▶ TASK STATEMENT:
If a line in the records below contains "title", copy that line.

▶ MATERIAL PROVIDED:
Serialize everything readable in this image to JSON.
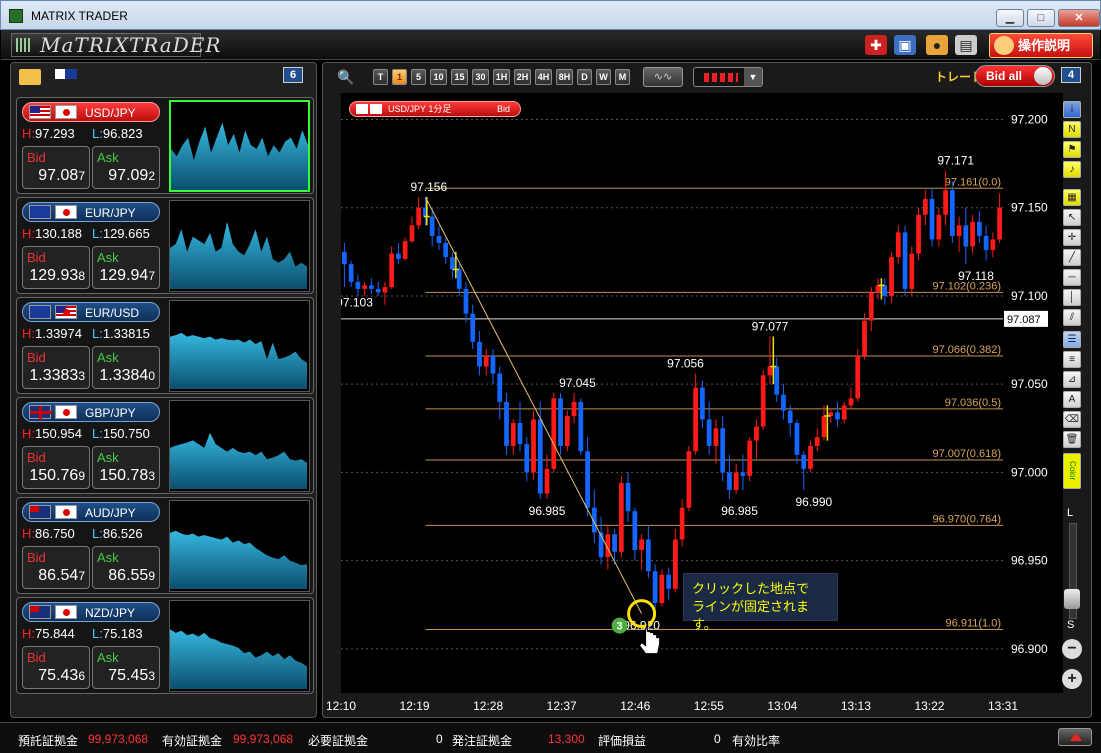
{
  "window": {
    "title": "MATRIX TRADER"
  },
  "toolbar": {
    "logo_text": "MaTRIXTRaDER",
    "help_label": "操作説明",
    "icons": [
      "toolbox-icon",
      "save-icon",
      "palette-icon",
      "print-icon"
    ]
  },
  "left_panel": {
    "count": "6"
  },
  "pairs": [
    {
      "name": "USD/JPY",
      "flag_a": "us",
      "high": "97.293",
      "low": "96.823",
      "bid_lab": "Bid",
      "ask_lab": "Ask",
      "bid_pre": "97.08",
      "bid_last": "7",
      "ask_pre": "97.09",
      "ask_last": "2",
      "selected": true,
      "spark": [
        0.55,
        0.45,
        0.6,
        0.7,
        0.4,
        0.65,
        0.85,
        0.5,
        0.7,
        0.9,
        0.6,
        0.75,
        0.5,
        0.8,
        0.6,
        0.55,
        0.7,
        0.45,
        0.6,
        0.5,
        0.65,
        0.7,
        0.55,
        0.8,
        0.6
      ]
    },
    {
      "name": "EUR/JPY",
      "flag_a": "eu",
      "high": "130.188",
      "low": "129.665",
      "bid_lab": "Bid",
      "ask_lab": "Ask",
      "bid_pre": "129.93",
      "bid_last": "8",
      "ask_pre": "129.94",
      "ask_last": "7",
      "selected": false,
      "spark": [
        0.55,
        0.6,
        0.8,
        0.5,
        0.7,
        0.65,
        0.6,
        0.75,
        0.5,
        0.55,
        0.9,
        0.6,
        0.5,
        0.45,
        0.6,
        0.8,
        0.5,
        0.7,
        0.4,
        0.35,
        0.4,
        0.5,
        0.3,
        0.35,
        0.3
      ]
    },
    {
      "name": "EUR/USD",
      "flag_a": "eu",
      "flag_b": "us",
      "high": "1.33974",
      "low": "1.33815",
      "bid_lab": "Bid",
      "ask_lab": "Ask",
      "bid_pre": "1.3383",
      "bid_last": "3",
      "ask_pre": "1.3384",
      "ask_last": "0",
      "selected": false,
      "spark": [
        0.7,
        0.72,
        0.75,
        0.7,
        0.72,
        0.7,
        0.68,
        0.7,
        0.66,
        0.68,
        0.66,
        0.65,
        0.66,
        0.62,
        0.66,
        0.6,
        0.64,
        0.4,
        0.62,
        0.4,
        0.42,
        0.45,
        0.5,
        0.4,
        0.35
      ]
    },
    {
      "name": "GBP/JPY",
      "flag_a": "gb",
      "high": "150.954",
      "low": "150.750",
      "bid_lab": "Bid",
      "ask_lab": "Ask",
      "bid_pre": "150.76",
      "bid_last": "9",
      "ask_pre": "150.78",
      "ask_last": "3",
      "selected": false,
      "spark": [
        0.55,
        0.58,
        0.6,
        0.62,
        0.65,
        0.6,
        0.55,
        0.75,
        0.6,
        0.55,
        0.5,
        0.55,
        0.5,
        0.48,
        0.5,
        0.45,
        0.5,
        0.4,
        0.42,
        0.45,
        0.5,
        0.4,
        0.38,
        0.4,
        0.35
      ]
    },
    {
      "name": "AUD/JPY",
      "flag_a": "au",
      "high": "86.750",
      "low": "86.526",
      "bid_lab": "Bid",
      "ask_lab": "Ask",
      "bid_pre": "86.54",
      "bid_last": "7",
      "ask_pre": "86.55",
      "ask_last": "9",
      "selected": false,
      "spark": [
        0.75,
        0.78,
        0.74,
        0.72,
        0.74,
        0.7,
        0.72,
        0.7,
        0.68,
        0.66,
        0.7,
        0.62,
        0.65,
        0.6,
        0.62,
        0.55,
        0.5,
        0.45,
        0.42,
        0.4,
        0.45,
        0.38,
        0.35,
        0.32,
        0.33
      ]
    },
    {
      "name": "NZD/JPY",
      "flag_a": "nz",
      "high": "75.844",
      "low": "75.183",
      "bid_lab": "Bid",
      "ask_lab": "Ask",
      "bid_pre": "75.43",
      "bid_last": "6",
      "ask_pre": "75.45",
      "ask_last": "3",
      "selected": false,
      "spark": [
        0.8,
        0.75,
        0.78,
        0.72,
        0.74,
        0.7,
        0.75,
        0.68,
        0.66,
        0.62,
        0.6,
        0.58,
        0.55,
        0.48,
        0.5,
        0.42,
        0.45,
        0.5,
        0.44,
        0.48,
        0.4,
        0.45,
        0.38,
        0.35,
        0.3
      ]
    }
  ],
  "chart_header": {
    "timeframes": [
      "T",
      "1",
      "5",
      "10",
      "15",
      "30",
      "1H",
      "2H",
      "4H",
      "8H",
      "D",
      "W",
      "M"
    ],
    "active_timeframe": "1",
    "trade_label": "トレード",
    "bid_all_label": "Bid all",
    "count": "4",
    "chart_tag": "USD/JPY 1分足",
    "chart_tag_side": "Bid"
  },
  "chart_data": {
    "type": "candlestick",
    "y_ticks": [
      "97.200",
      "97.150",
      "97.100",
      "97.050",
      "97.000",
      "96.950",
      "96.900"
    ],
    "ylim": [
      96.875,
      97.215
    ],
    "x_ticks": [
      "12:10",
      "12:19",
      "12:28",
      "12:37",
      "12:46",
      "12:55",
      "13:04",
      "13:13",
      "13:22",
      "13:31"
    ],
    "current_price": "97.087",
    "fib_levels": [
      {
        "label": "97.161(0.0)",
        "value": 97.161
      },
      {
        "label": "97.102(0.236)",
        "value": 97.102
      },
      {
        "label": "97.066(0.382)",
        "value": 97.066
      },
      {
        "label": "97.036(0.5)",
        "value": 97.036
      },
      {
        "label": "97.007(0.618)",
        "value": 97.007
      },
      {
        "label": "96.970(0.764)",
        "value": 96.97
      },
      {
        "label": "96.911(1.0)",
        "value": 96.911
      }
    ],
    "annotations": [
      {
        "text": "97.156",
        "x": 12.5,
        "value": 97.156
      },
      {
        "text": "97.103",
        "x": 1.5,
        "value": 97.103
      },
      {
        "text": "97.045",
        "x": 34.5,
        "value": 97.045
      },
      {
        "text": "96.985",
        "x": 30,
        "value": 96.985
      },
      {
        "text": "97.056",
        "x": 50.5,
        "value": 97.056
      },
      {
        "text": "96.985",
        "x": 58.5,
        "value": 96.985
      },
      {
        "text": "97.077",
        "x": 63,
        "value": 97.077
      },
      {
        "text": "96.990",
        "x": 69.5,
        "value": 96.99
      },
      {
        "text": "97.171",
        "x": 90.5,
        "value": 97.171
      },
      {
        "text": "97.118",
        "x": 93.5,
        "value": 97.118
      },
      {
        "text": "96.920",
        "x": 44,
        "value": 96.92
      }
    ],
    "candles": [
      [
        97.125,
        97.13,
        97.105,
        97.118
      ],
      [
        97.118,
        97.12,
        97.105,
        97.108
      ],
      [
        97.108,
        97.112,
        97.1,
        97.104
      ],
      [
        97.104,
        97.108,
        97.1,
        97.106
      ],
      [
        97.106,
        97.11,
        97.101,
        97.104
      ],
      [
        97.104,
        97.108,
        97.1,
        97.102
      ],
      [
        97.102,
        97.108,
        97.095,
        97.105
      ],
      [
        97.105,
        97.128,
        97.104,
        97.124
      ],
      [
        97.124,
        97.13,
        97.118,
        97.121
      ],
      [
        97.121,
        97.133,
        97.12,
        97.131
      ],
      [
        97.131,
        97.145,
        97.13,
        97.14
      ],
      [
        97.14,
        97.156,
        97.138,
        97.15
      ],
      [
        97.15,
        97.156,
        97.14,
        97.145
      ],
      [
        97.145,
        97.15,
        97.128,
        97.134
      ],
      [
        97.134,
        97.14,
        97.126,
        97.13
      ],
      [
        97.13,
        97.133,
        97.118,
        97.122
      ],
      [
        97.122,
        97.125,
        97.11,
        97.115
      ],
      [
        97.115,
        97.118,
        97.1,
        97.104
      ],
      [
        97.104,
        97.108,
        97.085,
        97.09
      ],
      [
        97.09,
        97.095,
        97.07,
        97.074
      ],
      [
        97.074,
        97.08,
        97.055,
        97.06
      ],
      [
        97.06,
        97.07,
        97.055,
        97.066
      ],
      [
        97.066,
        97.07,
        97.05,
        97.056
      ],
      [
        97.056,
        97.06,
        97.03,
        97.04
      ],
      [
        97.04,
        97.045,
        97.01,
        97.015
      ],
      [
        97.015,
        97.03,
        97.01,
        97.028
      ],
      [
        97.028,
        97.04,
        97.012,
        97.016
      ],
      [
        97.016,
        97.02,
        96.995,
        97.0
      ],
      [
        97.0,
        97.035,
        96.996,
        97.03
      ],
      [
        97.03,
        97.04,
        96.985,
        96.988
      ],
      [
        96.988,
        97.01,
        96.985,
        97.002
      ],
      [
        97.002,
        97.045,
        97.0,
        97.042
      ],
      [
        97.042,
        97.045,
        97.01,
        97.015
      ],
      [
        97.015,
        97.035,
        97.012,
        97.032
      ],
      [
        97.032,
        97.045,
        97.028,
        97.04
      ],
      [
        97.04,
        97.042,
        97.01,
        97.012
      ],
      [
        97.012,
        97.02,
        96.975,
        96.98
      ],
      [
        96.98,
        96.99,
        96.96,
        96.966
      ],
      [
        96.966,
        96.975,
        96.948,
        96.952
      ],
      [
        96.952,
        96.97,
        96.945,
        96.965
      ],
      [
        96.965,
        96.968,
        96.948,
        96.955
      ],
      [
        96.955,
        96.998,
        96.952,
        96.994
      ],
      [
        96.994,
        97.0,
        96.972,
        96.978
      ],
      [
        96.978,
        96.98,
        96.95,
        96.956
      ],
      [
        96.956,
        96.965,
        96.945,
        96.962
      ],
      [
        96.962,
        96.97,
        96.94,
        96.944
      ],
      [
        96.944,
        96.948,
        96.92,
        96.926
      ],
      [
        96.926,
        96.945,
        96.924,
        96.942
      ],
      [
        96.942,
        96.946,
        96.928,
        96.934
      ],
      [
        96.934,
        96.968,
        96.932,
        96.962
      ],
      [
        96.962,
        96.985,
        96.958,
        96.98
      ],
      [
        96.98,
        97.015,
        96.978,
        97.012
      ],
      [
        97.012,
        97.056,
        97.01,
        97.048
      ],
      [
        97.048,
        97.052,
        97.025,
        97.03
      ],
      [
        97.03,
        97.04,
        97.01,
        97.015
      ],
      [
        97.015,
        97.03,
        97.005,
        97.025
      ],
      [
        97.025,
        97.032,
        96.995,
        97.0
      ],
      [
        97.0,
        97.01,
        96.985,
        96.99
      ],
      [
        96.99,
        97.005,
        96.988,
        97.0
      ],
      [
        97.0,
        97.01,
        96.99,
        96.998
      ],
      [
        96.998,
        97.02,
        96.995,
        97.018
      ],
      [
        97.018,
        97.03,
        97.008,
        97.026
      ],
      [
        97.026,
        97.058,
        97.024,
        97.055
      ],
      [
        97.055,
        97.077,
        97.05,
        97.06
      ],
      [
        97.06,
        97.065,
        97.04,
        97.044
      ],
      [
        97.044,
        97.05,
        97.03,
        97.035
      ],
      [
        97.035,
        97.038,
        97.02,
        97.028
      ],
      [
        97.028,
        97.03,
        97.005,
        97.01
      ],
      [
        97.01,
        97.012,
        96.99,
        97.002
      ],
      [
        97.002,
        97.018,
        97.0,
        97.015
      ],
      [
        97.015,
        97.025,
        97.012,
        97.02
      ],
      [
        97.02,
        97.038,
        97.018,
        97.032
      ],
      [
        97.032,
        97.036,
        97.028,
        97.034
      ],
      [
        97.034,
        97.04,
        97.026,
        97.03
      ],
      [
        97.03,
        97.04,
        97.028,
        97.038
      ],
      [
        97.038,
        97.048,
        97.036,
        97.042
      ],
      [
        97.042,
        97.07,
        97.04,
        97.066
      ],
      [
        97.066,
        97.09,
        97.064,
        97.086
      ],
      [
        97.086,
        97.105,
        97.08,
        97.102
      ],
      [
        97.102,
        97.11,
        97.098,
        97.106
      ],
      [
        97.106,
        97.11,
        97.095,
        97.1
      ],
      [
        97.1,
        97.125,
        97.096,
        97.122
      ],
      [
        97.122,
        97.14,
        97.118,
        97.136
      ],
      [
        97.136,
        97.14,
        97.1,
        97.104
      ],
      [
        97.104,
        97.128,
        97.1,
        97.124
      ],
      [
        97.124,
        97.15,
        97.12,
        97.146
      ],
      [
        97.146,
        97.16,
        97.14,
        97.155
      ],
      [
        97.155,
        97.161,
        97.128,
        97.132
      ],
      [
        97.132,
        97.15,
        97.128,
        97.146
      ],
      [
        97.146,
        97.171,
        97.14,
        97.16
      ],
      [
        97.16,
        97.165,
        97.13,
        97.134
      ],
      [
        97.134,
        97.145,
        97.125,
        97.14
      ],
      [
        97.14,
        97.15,
        97.118,
        97.128
      ],
      [
        97.128,
        97.146,
        97.124,
        97.142
      ],
      [
        97.142,
        97.148,
        97.13,
        97.134
      ],
      [
        97.134,
        97.14,
        97.12,
        97.126
      ],
      [
        97.126,
        97.136,
        97.122,
        97.132
      ],
      [
        97.132,
        97.158,
        97.13,
        97.15
      ]
    ],
    "doji_marks": [
      12.2,
      16.5,
      63.5,
      71.5,
      79.5
    ],
    "trend_line": {
      "from": [
        12,
        97.156
      ],
      "to": [
        44,
        96.92
      ]
    }
  },
  "callout": {
    "line1": "クリックした地点で",
    "line2": "ラインが固定されます。",
    "step": "3"
  },
  "right_tools": {
    "slider_l": "L",
    "slider_s": "S",
    "color_label": "Color"
  },
  "status": [
    {
      "label": "預託証拠金",
      "value": "99,973,068",
      "red": true
    },
    {
      "label": "有効証拠金",
      "value": "99,973,068",
      "red": true
    },
    {
      "label": "必要証拠金",
      "value": "0",
      "red": false
    },
    {
      "label": "発注証拠金",
      "value": "13,300",
      "red": true
    },
    {
      "label": "評価損益",
      "value": "0",
      "red": false
    },
    {
      "label": "有効比率",
      "value": "",
      "red": false
    }
  ],
  "colors": {
    "up": "#ff1a1a",
    "down": "#1565ff",
    "fib": "#c2924e",
    "grid": "#555555",
    "accent": "#ff3333"
  }
}
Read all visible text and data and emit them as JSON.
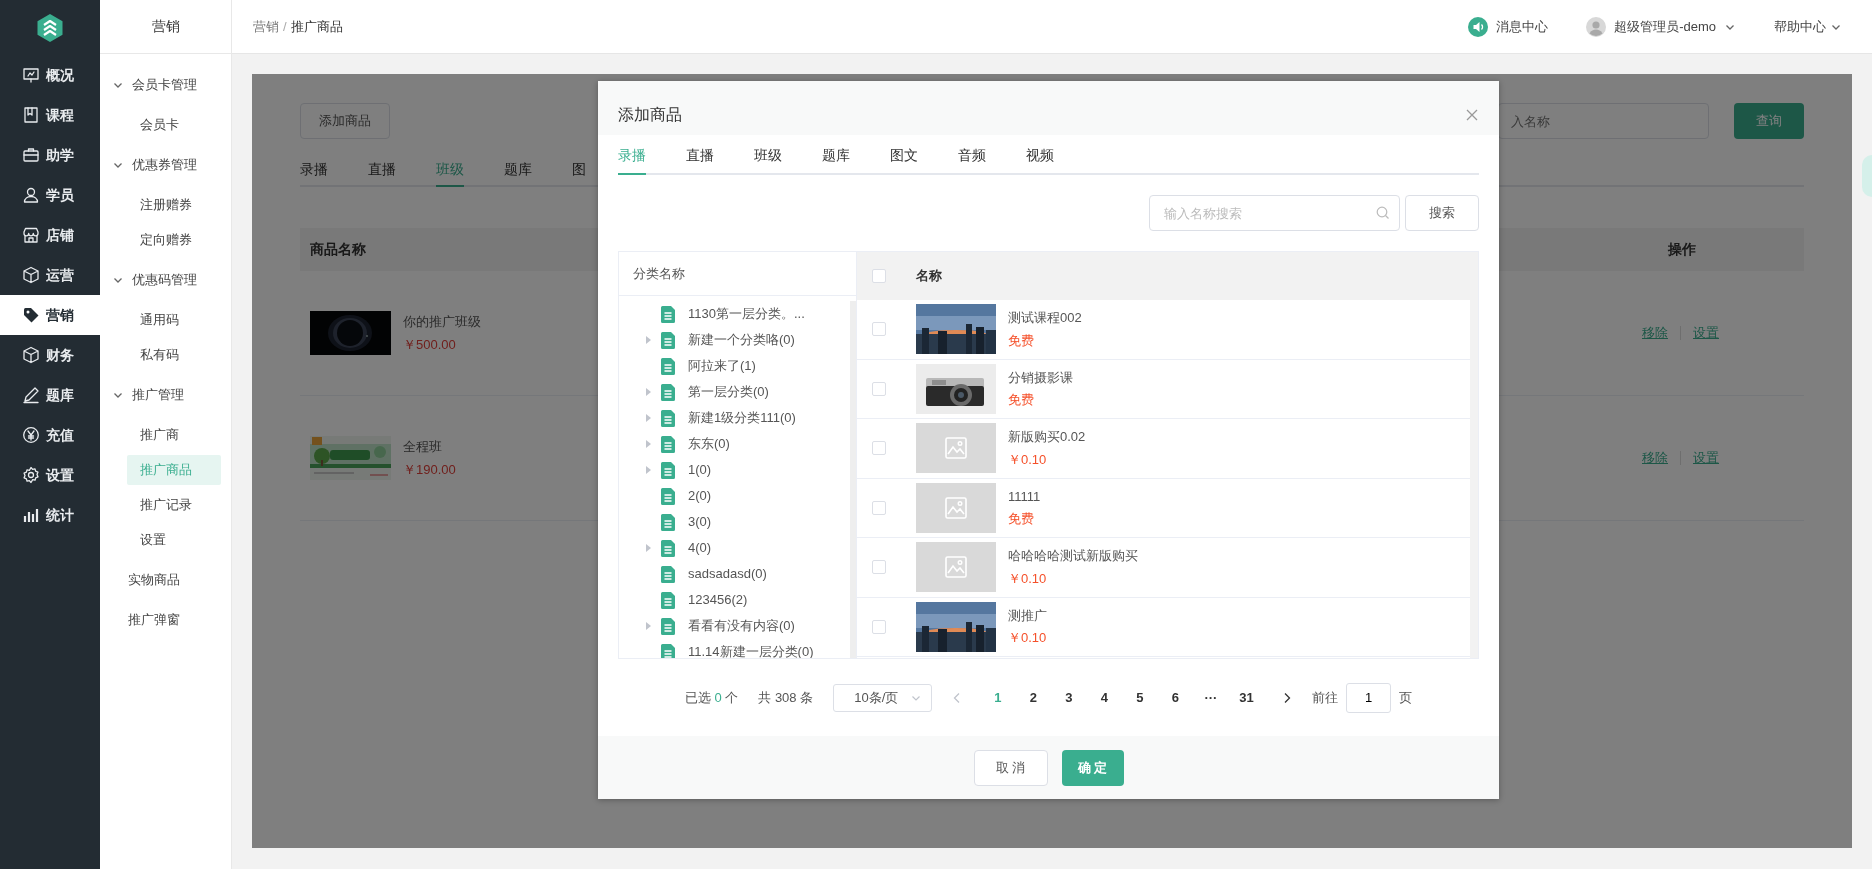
{
  "nav": [
    {
      "label": "概况",
      "selected": false
    },
    {
      "label": "课程",
      "selected": false
    },
    {
      "label": "助学",
      "selected": false
    },
    {
      "label": "学员",
      "selected": false
    },
    {
      "label": "店铺",
      "selected": false
    },
    {
      "label": "运营",
      "selected": false
    },
    {
      "label": "营销",
      "selected": true
    },
    {
      "label": "财务",
      "selected": false
    },
    {
      "label": "题库",
      "selected": false
    },
    {
      "label": "充值",
      "selected": false
    },
    {
      "label": "设置",
      "selected": false
    },
    {
      "label": "统计",
      "selected": false
    }
  ],
  "submenu": {
    "title": "营销",
    "items": [
      {
        "kind": "group",
        "label": "会员卡管理",
        "expanded": true,
        "children": [
          {
            "label": "会员卡",
            "selected": false
          }
        ]
      },
      {
        "kind": "group",
        "label": "优惠券管理",
        "expanded": true,
        "children": [
          {
            "label": "注册赠券",
            "selected": false
          },
          {
            "label": "定向赠券",
            "selected": false
          }
        ]
      },
      {
        "kind": "group",
        "label": "优惠码管理",
        "expanded": true,
        "children": [
          {
            "label": "通用码",
            "selected": false
          },
          {
            "label": "私有码",
            "selected": false
          }
        ]
      },
      {
        "kind": "group",
        "label": "推广管理",
        "expanded": true,
        "children": [
          {
            "label": "推广商",
            "selected": false
          },
          {
            "label": "推广商品",
            "selected": true
          },
          {
            "label": "推广记录",
            "selected": false
          },
          {
            "label": "设置",
            "selected": false
          }
        ]
      },
      {
        "kind": "link",
        "label": "实物商品",
        "selected": false
      },
      {
        "kind": "link",
        "label": "推广弹窗",
        "selected": false
      }
    ]
  },
  "header": {
    "breadcrumb": [
      "营销",
      "推广商品"
    ],
    "separator": "/",
    "messages": "消息中心",
    "user": "超级管理员-demo",
    "help": "帮助中心"
  },
  "page": {
    "add_button": "添加商品",
    "search_placeholder": "入名称",
    "query_button": "查询",
    "tabs": [
      {
        "label": "录播",
        "selected": false
      },
      {
        "label": "直播",
        "selected": false
      },
      {
        "label": "班级",
        "selected": true
      },
      {
        "label": "题库",
        "selected": false
      },
      {
        "label": "图",
        "selected": false
      }
    ],
    "columns": [
      "商品名称",
      "操作"
    ],
    "rows": [
      {
        "name": "你的推广班级",
        "price": "￥500.00",
        "actions": [
          "移除",
          "设置"
        ]
      },
      {
        "name": "全程班",
        "price": "￥190.00",
        "actions": [
          "移除",
          "设置"
        ]
      }
    ]
  },
  "dialog": {
    "title": "添加商品",
    "tabs": [
      {
        "label": "录播",
        "selected": true
      },
      {
        "label": "直播",
        "selected": false
      },
      {
        "label": "班级",
        "selected": false
      },
      {
        "label": "题库",
        "selected": false
      },
      {
        "label": "图文",
        "selected": false
      },
      {
        "label": "音频",
        "selected": false
      },
      {
        "label": "视频",
        "selected": false
      }
    ],
    "search": {
      "placeholder": "输入名称搜索",
      "button": "搜索"
    },
    "tree": {
      "header": "分类名称",
      "items": [
        {
          "label": "1130第一层分类。...",
          "expandable": false
        },
        {
          "label": "新建一个分类咯(0)",
          "expandable": true
        },
        {
          "label": "阿拉来了(1)",
          "expandable": false
        },
        {
          "label": "第一层分类(0)",
          "expandable": true
        },
        {
          "label": "新建1级分类111(0)",
          "expandable": true
        },
        {
          "label": "东东(0)",
          "expandable": true
        },
        {
          "label": "1(0)",
          "expandable": true
        },
        {
          "label": "2(0)",
          "expandable": false
        },
        {
          "label": "3(0)",
          "expandable": false
        },
        {
          "label": "4(0)",
          "expandable": true
        },
        {
          "label": "sadsadasd(0)",
          "expandable": false
        },
        {
          "label": "123456(2)",
          "expandable": false
        },
        {
          "label": "看看有没有内容(0)",
          "expandable": true
        },
        {
          "label": "11.14新建一层分类(0)",
          "expandable": false
        }
      ]
    },
    "list": {
      "header": "名称",
      "all_checked": false,
      "rows": [
        {
          "name": "测试课程002",
          "price": "免费",
          "checked": false
        },
        {
          "name": "分销摄影课",
          "price": "免费",
          "checked": false
        },
        {
          "name": "新版购买0.02",
          "price": "￥0.10",
          "kind": "placeholder",
          "checked": false
        },
        {
          "name": "11111",
          "price": "免费",
          "kind": "placeholder",
          "checked": false
        },
        {
          "name": "哈哈哈哈测试新版购买",
          "price": "￥0.10",
          "kind": "placeholder",
          "checked": false
        },
        {
          "name": "测推广",
          "price": "￥0.10",
          "checked": false
        }
      ]
    },
    "pagination": {
      "selected_label": "已选",
      "selected_count": "0",
      "selected_unit": "个",
      "total": "共 308 条",
      "page_size": "10条/页",
      "prev_disabled": true,
      "next_disabled": false,
      "pages": [
        {
          "label": "1",
          "selected": true
        },
        {
          "label": "2",
          "selected": false
        },
        {
          "label": "3",
          "selected": false
        },
        {
          "label": "4",
          "selected": false
        },
        {
          "label": "5",
          "selected": false
        },
        {
          "label": "6",
          "selected": false
        },
        {
          "label": "···",
          "selected": false
        },
        {
          "label": "31",
          "selected": false
        }
      ],
      "jump_label": "前往",
      "jump_value": "1",
      "jump_unit": "页"
    },
    "buttons": {
      "cancel": "取 消",
      "confirm": "确 定"
    }
  }
}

▶ YOUR RESPONSE:
    "title": "MATRIX TRADER"
    "title": "营销",
    "title": "添加商品",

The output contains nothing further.